"Matt has gone with our love and best wishes," Mr Passalaqua said.
"There's always some drama with some organisations but I wouldn't make any big deal about that."
Mr Burke did not respond to The Border Mail on Thursday.
He was chief executive of Lifeline Albury Wodonga from 2018, having succeeded Chris Pidd in the role.
Mr Burke is also chairman of Albury Wodonga Health and has been chief executive of Mungabareena Aboriginal Corporation.
His successor at Lifeline is expected to be known soon with five applicants for the job being interviewed across Thursday and Friday.
A positions vacant advertisement for the role stated that Lifeline was "seeking a self-motivated, experienced, and empathic leader to drive the strategic development and growth of the organisation".
The chief executive switch has been accompanied by a change in board chairman.
Mr Passalaqua replaced Neville Hull in the post last month after the latter asked to step down.
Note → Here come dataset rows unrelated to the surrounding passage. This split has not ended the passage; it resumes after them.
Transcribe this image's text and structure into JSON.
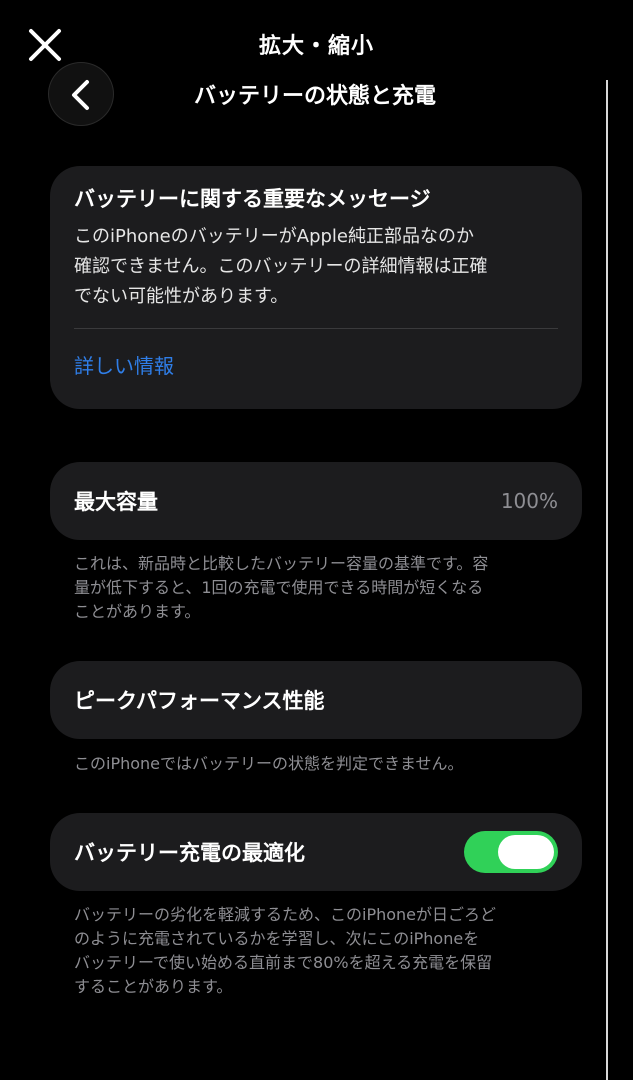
{
  "colors": {
    "background": "#000000",
    "card": "#1c1c1e",
    "link": "#2f7ee8",
    "secondary_text": "#8e8e93",
    "toggle_on": "#30d158"
  },
  "topbar": {
    "close_icon": "close-icon",
    "title": "拡大・縮小"
  },
  "nav": {
    "back_icon": "chevron-left-icon",
    "title": "バッテリーの状態と充電"
  },
  "message": {
    "title": "バッテリーに関する重要なメッセージ",
    "line1": "このiPhoneのバッテリーがApple純正部品なのか",
    "line2": "確認できません。このバッテリーの詳細情報は正確",
    "line3": "でない可能性があります。",
    "link": "詳しい情報"
  },
  "capacity": {
    "label": "最大容量",
    "value": "100%",
    "footnote_line1": "これは、新品時と比較したバッテリー容量の基準です。容",
    "footnote_line2": "量が低下すると、1回の充電で使用できる時間が短くなる",
    "footnote_line3": "ことがあります。"
  },
  "peak": {
    "label": "ピークパフォーマンス性能",
    "footnote": "このiPhoneではバッテリーの状態を判定できません。"
  },
  "optimized": {
    "label": "バッテリー充電の最適化",
    "toggle_on": true,
    "footnote_line1": "バッテリーの劣化を軽減するため、このiPhoneが日ごろど",
    "footnote_line2": "のように充電されているかを学習し、次にこのiPhoneを",
    "footnote_line3": "バッテリーで使い始める直前まで80%を超える充電を保留",
    "footnote_line4": "することがあります。"
  }
}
A former chief executive of Falls Creek Resort Management, Mr Passalaqua joined the board at the start of this year after having been a Lifeline call taker in Melbourne from 2010 to 2017.
He is keen to see Lifeline increase its volunteer base on the Border and improve its operations.
An audit is being done to set the enterprise up to meet ongoing demand, much of it related to COVID fallout.
However, Mr Passalaqua said state and federal government aid had cushioned blows related to the trading of Lifeline's charity shops.